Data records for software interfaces
________________________
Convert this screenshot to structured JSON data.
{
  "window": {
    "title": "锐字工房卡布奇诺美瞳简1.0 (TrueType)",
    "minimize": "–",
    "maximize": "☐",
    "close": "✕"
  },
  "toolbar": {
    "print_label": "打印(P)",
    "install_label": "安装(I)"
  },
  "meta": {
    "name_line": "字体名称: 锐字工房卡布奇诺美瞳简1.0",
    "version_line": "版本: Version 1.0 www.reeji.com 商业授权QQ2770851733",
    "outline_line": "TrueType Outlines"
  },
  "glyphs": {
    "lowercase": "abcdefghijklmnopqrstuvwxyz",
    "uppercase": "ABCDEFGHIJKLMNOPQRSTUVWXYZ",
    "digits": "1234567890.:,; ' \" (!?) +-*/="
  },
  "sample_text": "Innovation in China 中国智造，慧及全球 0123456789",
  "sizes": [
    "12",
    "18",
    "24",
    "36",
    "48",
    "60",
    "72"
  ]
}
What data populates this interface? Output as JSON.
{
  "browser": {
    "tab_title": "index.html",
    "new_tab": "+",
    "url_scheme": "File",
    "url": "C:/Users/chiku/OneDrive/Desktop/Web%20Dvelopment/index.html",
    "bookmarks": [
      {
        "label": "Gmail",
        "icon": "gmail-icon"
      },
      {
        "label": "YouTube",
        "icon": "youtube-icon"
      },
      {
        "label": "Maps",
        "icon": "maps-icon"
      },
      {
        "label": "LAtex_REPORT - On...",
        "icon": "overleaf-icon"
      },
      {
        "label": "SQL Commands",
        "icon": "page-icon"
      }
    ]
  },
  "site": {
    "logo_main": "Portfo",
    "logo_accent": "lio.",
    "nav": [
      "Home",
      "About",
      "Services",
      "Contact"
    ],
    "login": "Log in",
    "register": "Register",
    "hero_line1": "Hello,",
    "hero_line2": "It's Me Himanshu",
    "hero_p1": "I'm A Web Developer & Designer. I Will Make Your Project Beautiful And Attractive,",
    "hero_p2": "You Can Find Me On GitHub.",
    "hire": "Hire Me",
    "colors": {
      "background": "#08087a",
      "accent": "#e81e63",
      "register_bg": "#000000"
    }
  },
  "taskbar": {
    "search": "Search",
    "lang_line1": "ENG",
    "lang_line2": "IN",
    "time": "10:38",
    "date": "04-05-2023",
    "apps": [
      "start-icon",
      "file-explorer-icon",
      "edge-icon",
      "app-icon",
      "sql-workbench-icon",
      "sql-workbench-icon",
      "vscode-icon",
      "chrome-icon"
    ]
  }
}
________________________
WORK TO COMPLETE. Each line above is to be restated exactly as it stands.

ANSWER BOX.
Convert this screenshot to structured JSON data.
{
  "window": {
    "title": "锐字工房卡布奇诺美瞳简1.0 (TrueType)",
    "minimize": "–",
    "maximize": "☐",
    "close": "✕"
  },
  "toolbar": {
    "print_label": "打印(P)",
    "install_label": "安装(I)"
  },
  "meta": {
    "name_line": "字体名称: 锐字工房卡布奇诺美瞳简1.0",
    "version_line": "版本: Version 1.0 www.reeji.com 商业授权QQ2770851733",
    "outline_line": "TrueType Outlines"
  },
  "glyphs": {
    "lowercase": "abcdefghijklmnopqrstuvwxyz",
    "uppercase": "ABCDEFGHIJKLMNOPQRSTUVWXYZ",
    "digits": "1234567890.:,; ' \" (!?) +-*/="
  },
  "sample_text": "Innovation in China 中国智造，慧及全球 0123456789",
  "sizes": [
    "12",
    "18",
    "24",
    "36",
    "48",
    "60",
    "72"
  ]
}
What data populates this interface? Output as JSON.
{
  "browser": {
    "tab_title": "index.html",
    "new_tab": "+",
    "url_scheme": "File",
    "url": "C:/Users/chiku/OneDrive/Desktop/Web%20Dvelopment/index.html",
    "bookmarks": [
      {
        "label": "Gmail",
        "icon": "gmail-icon"
      },
      {
        "label": "YouTube",
        "icon": "youtube-icon"
      },
      {
        "label": "Maps",
        "icon": "maps-icon"
      },
      {
        "label": "LAtex_REPORT - On...",
        "icon": "overleaf-icon"
      },
      {
        "label": "SQL Commands",
        "icon": "page-icon"
      }
    ]
  },
  "site": {
    "logo_main": "Portfo",
    "logo_accent": "lio.",
    "nav": [
      "Home",
      "About",
      "Services",
      "Contact"
    ],
    "login": "Log in",
    "register": "Register",
    "hero_line1": "Hello,",
    "hero_line2": "It's Me Himanshu",
    "hero_p1": "I'm A Web Developer & Designer. I Will Make Your Project Beautiful And Attractive,",
    "hero_p2": "You Can Find Me On GitHub.",
    "hire": "Hire Me",
    "colors": {
      "background": "#08087a",
      "accent": "#e81e63",
      "register_bg": "#000000"
    }
  },
  "taskbar": {
    "search": "Search",
    "lang_line1": "ENG",
    "lang_line2": "IN",
    "time": "10:38",
    "date": "04-05-2023",
    "apps": [
      "start-icon",
      "file-explorer-icon",
      "edge-icon",
      "app-icon",
      "sql-workbench-icon",
      "sql-workbench-icon",
      "vscode-icon",
      "chrome-icon"
    ]
  }
}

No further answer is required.